The Muslim Brotherhood had avoided the protests in previous days, but late on Thursday it announced that its members would take part after Friday prayers.
Mohamed ElBaradei, the former head of the UN nuclear watchdog turned democracy advocate, also announced that he would join the demonstrators after returning from the Austrian city of Vienna, where he lives.
"It is a critical time in the life of Egypt. I have come to participate with the Egyptian people," ElBaradei said as he left Cairo airport, where he was greeted by a small group of supporters.
"The desire for change must be respected. The regime must not use violence in the demonstrations."
Earlier, ElBaradei, a Nobel peace laureate, said he was ready to "lead the transition" in Egypt if asked.
Before internet services were disrupted, social networking sites were abuzz with talk that Friday's planned anti-government rallies could be some of the biggest so far calling for the overthrow of the 82-year-old president.
Millions of people gather at mosques across Cairo for Friday prayers, providing organisers with a huge number of people already out on the streets to tap into.
But on Friday, the Italy-based Seabone internet provider said there was no internet traffic going into or out of the country after 12:30 am local time on Friday.
Despite the security crackdown, protesters continue to vent their anger on the streets.

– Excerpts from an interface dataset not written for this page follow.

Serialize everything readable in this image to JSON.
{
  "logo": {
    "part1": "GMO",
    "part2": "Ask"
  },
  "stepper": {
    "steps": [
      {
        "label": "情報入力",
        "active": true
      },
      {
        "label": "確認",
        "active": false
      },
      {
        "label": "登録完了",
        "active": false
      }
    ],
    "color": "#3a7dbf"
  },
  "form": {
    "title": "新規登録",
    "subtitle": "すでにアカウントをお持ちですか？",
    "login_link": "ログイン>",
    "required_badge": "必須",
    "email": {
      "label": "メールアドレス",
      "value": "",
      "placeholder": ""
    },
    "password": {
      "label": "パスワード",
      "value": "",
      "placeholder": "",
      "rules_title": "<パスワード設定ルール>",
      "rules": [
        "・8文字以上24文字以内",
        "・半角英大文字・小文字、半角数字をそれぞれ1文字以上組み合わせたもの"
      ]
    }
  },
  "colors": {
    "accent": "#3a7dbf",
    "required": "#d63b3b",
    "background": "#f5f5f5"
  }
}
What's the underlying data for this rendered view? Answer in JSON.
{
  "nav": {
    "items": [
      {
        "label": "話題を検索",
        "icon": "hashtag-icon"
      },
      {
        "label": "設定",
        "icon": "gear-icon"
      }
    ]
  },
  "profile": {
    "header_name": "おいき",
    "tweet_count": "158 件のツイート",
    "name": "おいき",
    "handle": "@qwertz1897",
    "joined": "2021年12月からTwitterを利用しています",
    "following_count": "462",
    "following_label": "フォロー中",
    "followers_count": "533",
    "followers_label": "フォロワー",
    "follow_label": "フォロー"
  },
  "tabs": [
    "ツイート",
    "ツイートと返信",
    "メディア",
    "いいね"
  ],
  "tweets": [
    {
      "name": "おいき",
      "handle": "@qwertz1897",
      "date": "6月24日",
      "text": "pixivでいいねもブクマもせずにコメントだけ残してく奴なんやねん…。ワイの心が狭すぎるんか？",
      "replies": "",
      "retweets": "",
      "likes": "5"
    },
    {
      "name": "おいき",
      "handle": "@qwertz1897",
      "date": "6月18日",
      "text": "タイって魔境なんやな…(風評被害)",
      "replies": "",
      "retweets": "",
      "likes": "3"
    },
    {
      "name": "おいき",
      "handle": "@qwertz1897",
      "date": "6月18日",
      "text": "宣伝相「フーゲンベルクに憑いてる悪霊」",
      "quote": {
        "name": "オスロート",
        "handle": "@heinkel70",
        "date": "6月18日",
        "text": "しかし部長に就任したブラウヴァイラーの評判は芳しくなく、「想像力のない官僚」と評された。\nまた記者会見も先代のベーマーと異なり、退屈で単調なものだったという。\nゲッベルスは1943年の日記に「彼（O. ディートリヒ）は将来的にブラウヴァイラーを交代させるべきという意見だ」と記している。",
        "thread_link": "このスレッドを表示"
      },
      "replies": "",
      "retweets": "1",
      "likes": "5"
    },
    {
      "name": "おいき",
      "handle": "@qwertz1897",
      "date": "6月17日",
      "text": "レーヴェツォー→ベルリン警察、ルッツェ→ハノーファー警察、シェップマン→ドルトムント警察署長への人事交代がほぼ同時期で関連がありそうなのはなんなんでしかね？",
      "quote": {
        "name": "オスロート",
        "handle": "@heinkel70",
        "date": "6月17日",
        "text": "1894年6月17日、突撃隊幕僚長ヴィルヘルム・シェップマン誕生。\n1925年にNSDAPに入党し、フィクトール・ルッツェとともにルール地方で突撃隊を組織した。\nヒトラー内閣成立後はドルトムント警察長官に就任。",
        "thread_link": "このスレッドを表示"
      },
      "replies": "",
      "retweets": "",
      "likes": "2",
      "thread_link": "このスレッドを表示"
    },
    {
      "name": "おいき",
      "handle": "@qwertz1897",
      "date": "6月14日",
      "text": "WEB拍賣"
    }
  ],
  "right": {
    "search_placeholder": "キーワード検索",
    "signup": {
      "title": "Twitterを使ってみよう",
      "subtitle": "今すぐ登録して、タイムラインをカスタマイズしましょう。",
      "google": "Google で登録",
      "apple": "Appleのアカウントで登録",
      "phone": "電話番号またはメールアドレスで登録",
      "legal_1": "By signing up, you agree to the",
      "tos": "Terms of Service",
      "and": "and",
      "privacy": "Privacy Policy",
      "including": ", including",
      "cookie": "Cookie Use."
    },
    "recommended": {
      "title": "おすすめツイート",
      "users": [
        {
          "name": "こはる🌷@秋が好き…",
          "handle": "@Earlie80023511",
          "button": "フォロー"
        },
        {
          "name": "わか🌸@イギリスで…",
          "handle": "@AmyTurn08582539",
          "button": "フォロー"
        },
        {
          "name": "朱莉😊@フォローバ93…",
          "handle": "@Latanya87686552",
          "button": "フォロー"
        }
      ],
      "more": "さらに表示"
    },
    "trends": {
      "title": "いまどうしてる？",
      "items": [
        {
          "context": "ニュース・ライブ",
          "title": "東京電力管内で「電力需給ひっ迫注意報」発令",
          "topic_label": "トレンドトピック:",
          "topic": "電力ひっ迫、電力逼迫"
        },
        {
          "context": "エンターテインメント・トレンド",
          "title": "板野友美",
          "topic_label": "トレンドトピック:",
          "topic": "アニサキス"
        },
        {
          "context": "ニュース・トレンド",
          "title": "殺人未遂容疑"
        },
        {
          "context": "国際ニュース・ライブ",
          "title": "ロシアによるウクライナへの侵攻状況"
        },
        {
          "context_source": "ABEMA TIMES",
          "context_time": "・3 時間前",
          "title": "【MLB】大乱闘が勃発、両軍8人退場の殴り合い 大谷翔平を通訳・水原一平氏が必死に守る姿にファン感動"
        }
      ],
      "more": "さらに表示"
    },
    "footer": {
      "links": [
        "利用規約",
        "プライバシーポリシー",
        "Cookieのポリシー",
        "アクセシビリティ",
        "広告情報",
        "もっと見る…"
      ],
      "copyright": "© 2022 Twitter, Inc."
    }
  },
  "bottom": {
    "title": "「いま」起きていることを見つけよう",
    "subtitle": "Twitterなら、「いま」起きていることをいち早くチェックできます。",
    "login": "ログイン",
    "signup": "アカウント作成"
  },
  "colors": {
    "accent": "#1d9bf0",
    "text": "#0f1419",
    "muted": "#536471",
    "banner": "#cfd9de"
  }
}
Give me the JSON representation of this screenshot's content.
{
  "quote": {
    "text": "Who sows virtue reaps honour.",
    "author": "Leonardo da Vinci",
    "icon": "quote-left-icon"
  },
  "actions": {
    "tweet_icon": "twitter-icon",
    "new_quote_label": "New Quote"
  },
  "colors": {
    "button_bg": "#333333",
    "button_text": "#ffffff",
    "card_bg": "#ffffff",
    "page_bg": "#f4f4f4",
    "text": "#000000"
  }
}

Protesters hurled Molotov cocktails at a fire station in the city of Suez, setting it ablaze on Thursday. At another rally near Giza on the outskirts of Cairo, police used tear gas to break up hundreds of protesters late at night.
Cairo, normally vibrant on a Thursday night ahead of the weekend, was largely deserted, with shops and restaurants shut. In Ismailia, hundreds of protesters clashed with police who used tear gas and batons to disperse them.
"This is a revolution," one 16-year-old protester said in Suez . "Every day we're coming back here."
"The intensity continues to increase," Al Jazeera's Jamal Elshayyal reported from Suez.
"There have been fierce clashes with rubber-coated steel bullets being fired by the riot police as well as tear gas."
Human Rights Watch said Egyptian police had escalated the use of force against largely peaceful demonstrations, calling it "wholly unacceptable and disproportionate".
Barack Obama, the US president, urged both the government and protesters to show restraint as they expressed their "pent-up frustrations".
"It is very important that people have mechanisms in order to express legitimate grievances," he said as he answered questions from an online audience on the YouTube website.
Obama also urged Mubarak to make changes to the political system to appease the angry protesters.
"I've always said to him that making sure that they are moving forward on reform - political reform, economic reform - is absolutely critical for the long-term well-being of Egypt."